-- Work to complete --
Go line by line through the data and copy those with the word "value".

-- Excerpted records --
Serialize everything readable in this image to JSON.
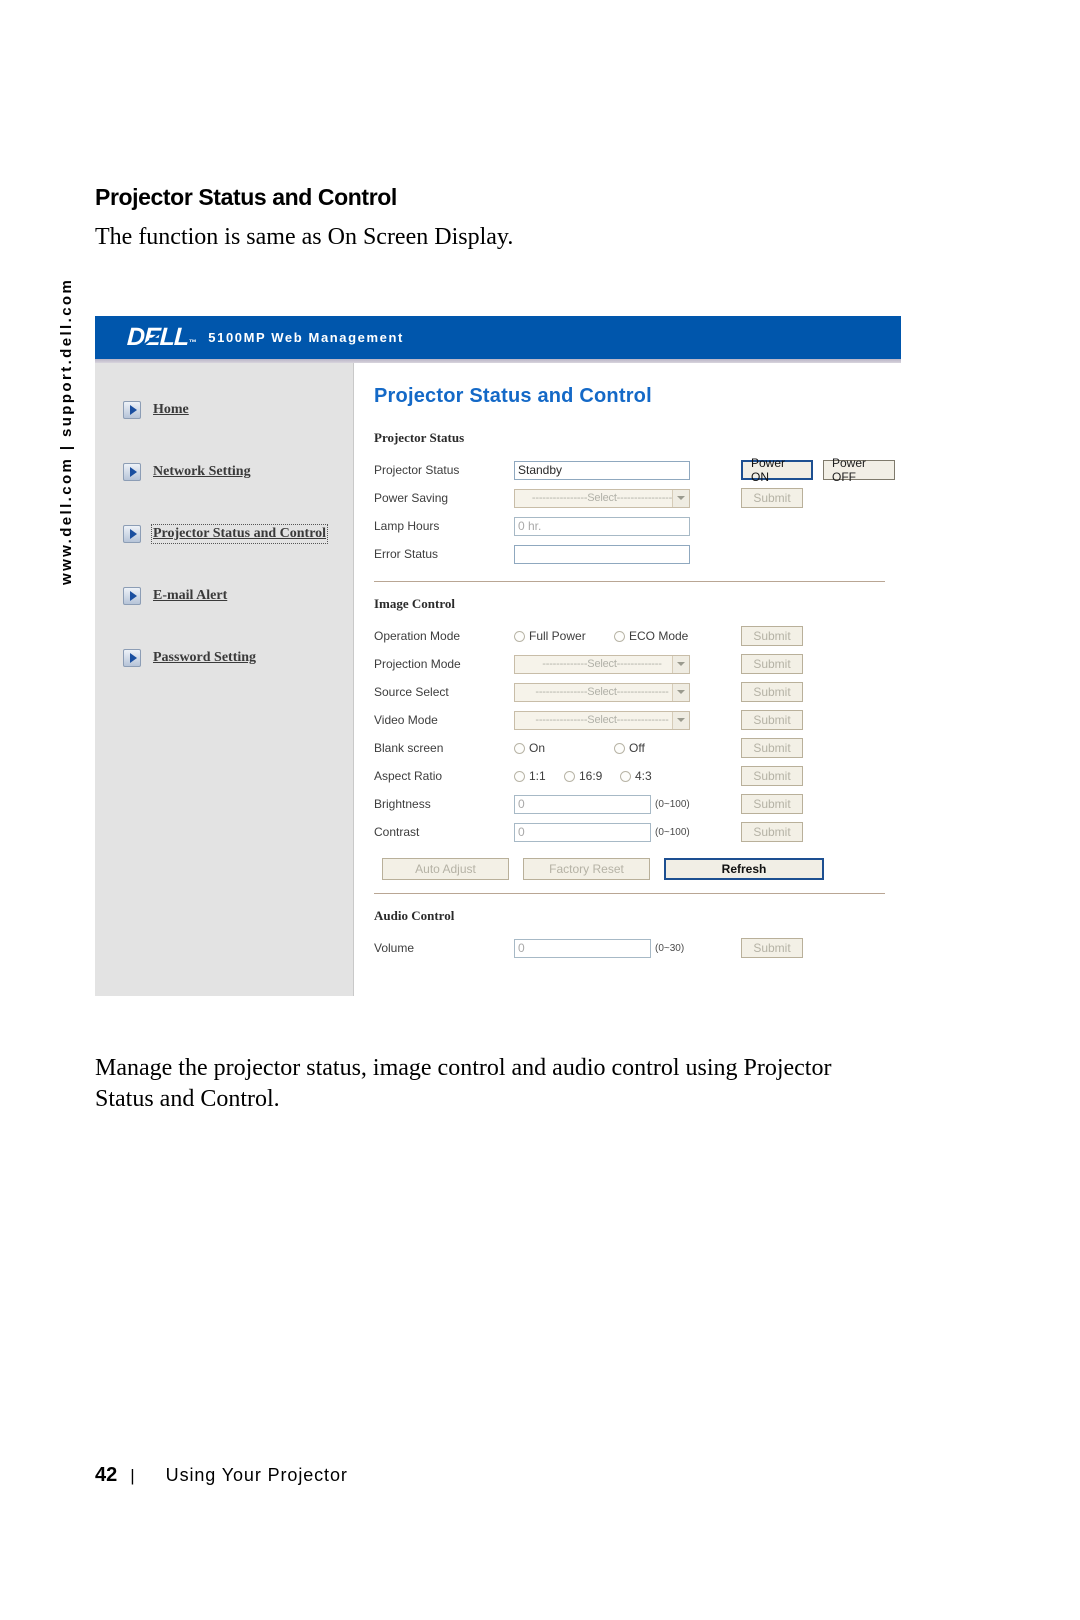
{
  "side_rail": "www.dell.com | support.dell.com",
  "page": {
    "heading": "Projector Status and Control",
    "intro": "The function is same as On Screen Display.",
    "closing": "Manage the projector status, image control and audio control using Projector Status and Control.",
    "footer_page_number": "42",
    "footer_separator": "|",
    "footer_section": "Using Your Projector"
  },
  "webui": {
    "brand": {
      "logo_d": "D",
      "logo_o": "E",
      "logo_ll": "LL",
      "trademark": "™",
      "title": "5100MP Web Management",
      "bar_color": "#0056ac"
    },
    "nav": {
      "items": [
        {
          "label": "Home",
          "icon": "play-arrow-icon",
          "current": false
        },
        {
          "label": "Network Setting",
          "icon": "play-arrow-icon",
          "current": false
        },
        {
          "label": "Projector Status and Control",
          "icon": "play-arrow-icon",
          "current": true
        },
        {
          "label": "E-mail Alert",
          "icon": "play-arrow-icon",
          "current": false
        },
        {
          "label": "Password Setting",
          "icon": "play-arrow-icon",
          "current": false
        }
      ]
    },
    "main": {
      "title": "Projector Status and Control",
      "title_color": "#1469c7",
      "projector_status": {
        "section_label": "Projector Status",
        "rows": {
          "projector_status": {
            "label": "Projector Status",
            "value": "Standby"
          },
          "power_saving": {
            "label": "Power Saving",
            "value": "----------------Select----------------"
          },
          "lamp_hours": {
            "label": "Lamp Hours",
            "value": "0 hr."
          },
          "error_status": {
            "label": "Error Status",
            "value": ""
          }
        },
        "buttons": {
          "power_on": "Power ON",
          "power_off": "Power OFF",
          "submit": "Submit"
        }
      },
      "image_control": {
        "section_label": "Image Control",
        "rows": {
          "operation_mode": {
            "label": "Operation Mode",
            "options": [
              "Full Power",
              "ECO Mode"
            ],
            "submit": "Submit"
          },
          "projection_mode": {
            "label": "Projection Mode",
            "value": "-------------Select-------------",
            "submit": "Submit"
          },
          "source_select": {
            "label": "Source Select",
            "value": "---------------Select---------------",
            "submit": "Submit"
          },
          "video_mode": {
            "label": "Video Mode",
            "value": "---------------Select---------------",
            "submit": "Submit"
          },
          "blank_screen": {
            "label": "Blank screen",
            "options": [
              "On",
              "Off"
            ],
            "submit": "Submit"
          },
          "aspect_ratio": {
            "label": "Aspect Ratio",
            "options": [
              "1:1",
              "16:9",
              "4:3"
            ],
            "submit": "Submit"
          },
          "brightness": {
            "label": "Brightness",
            "value": "0",
            "range": "(0~100)",
            "submit": "Submit"
          },
          "contrast": {
            "label": "Contrast",
            "value": "0",
            "range": "(0~100)",
            "submit": "Submit"
          }
        },
        "action_buttons": {
          "auto_adjust": "Auto Adjust",
          "factory_reset": "Factory Reset",
          "refresh": "Refresh"
        }
      },
      "audio_control": {
        "section_label": "Audio Control",
        "rows": {
          "volume": {
            "label": "Volume",
            "value": "0",
            "range": "(0~30)",
            "submit": "Submit"
          }
        }
      }
    }
  }
}
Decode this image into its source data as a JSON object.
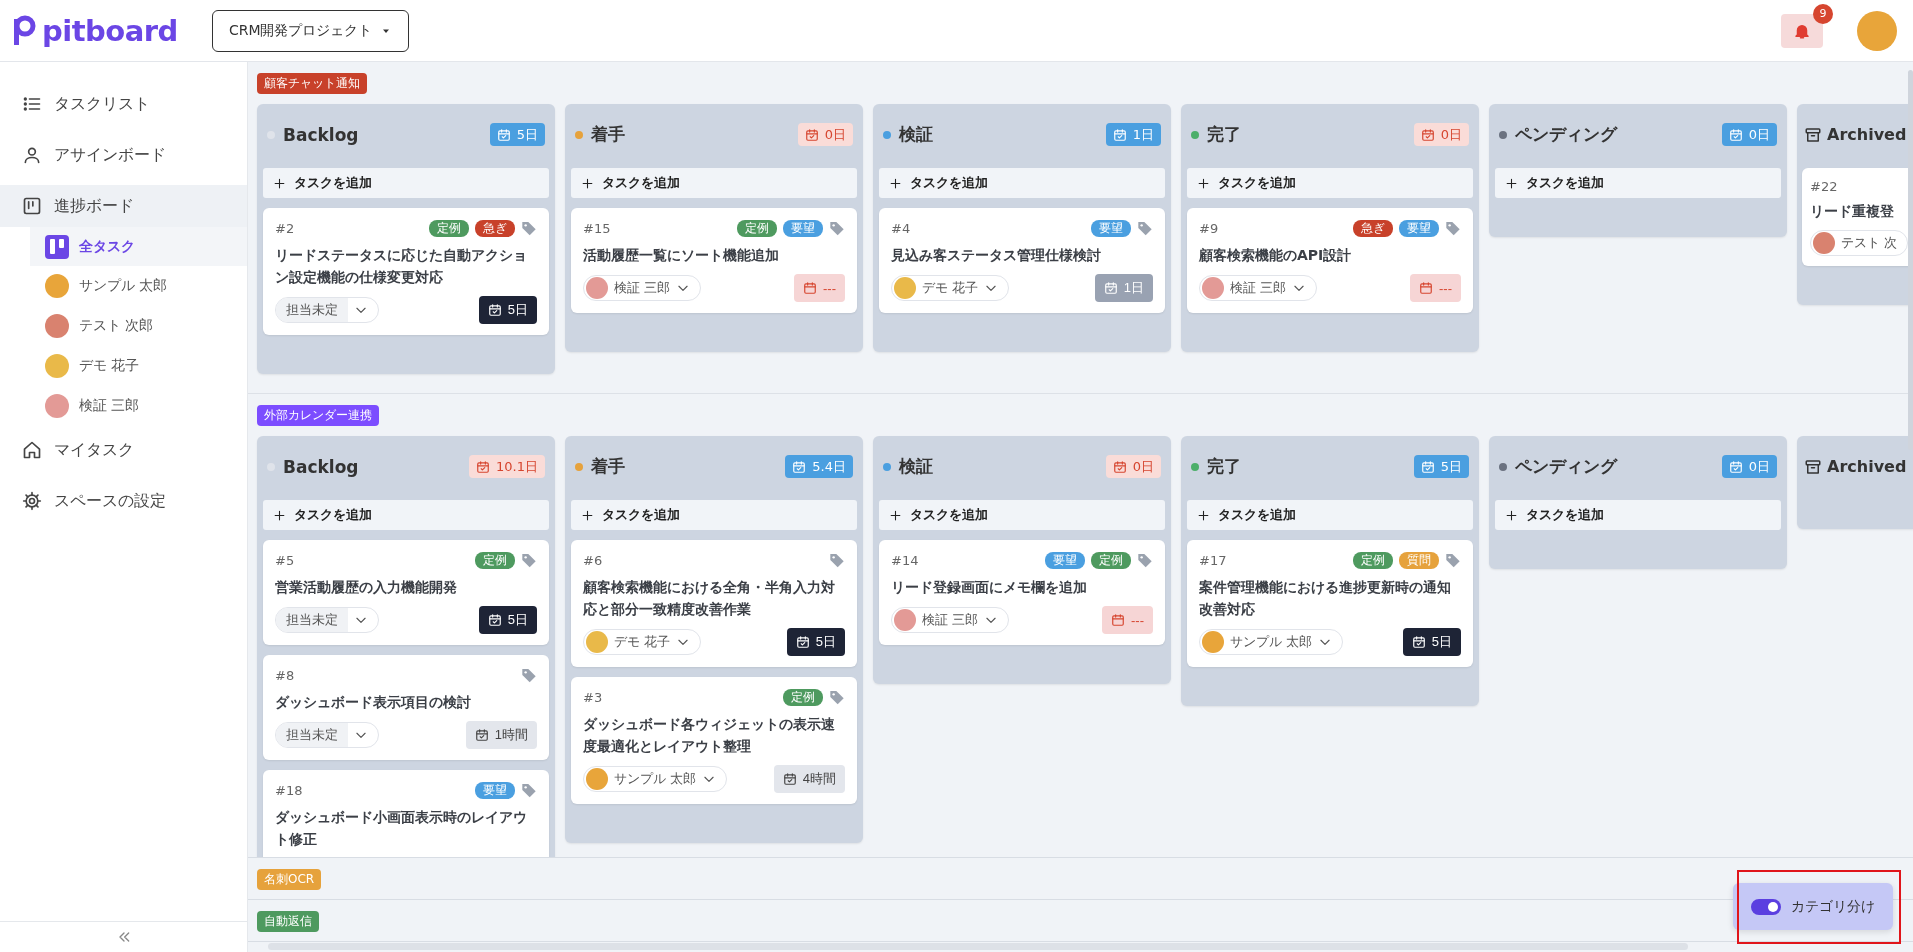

-- Answer area --
            "value": "Standby"
            "value": "----------------Select----------------"
            "value": "0 hr."
            "value": ""
            "value": "-------------Select-------------",
            "value": "---------------Select---------------",
            "value": "---------------Select---------------",
            "value": "0",
            "value": "0",
            "value": "0",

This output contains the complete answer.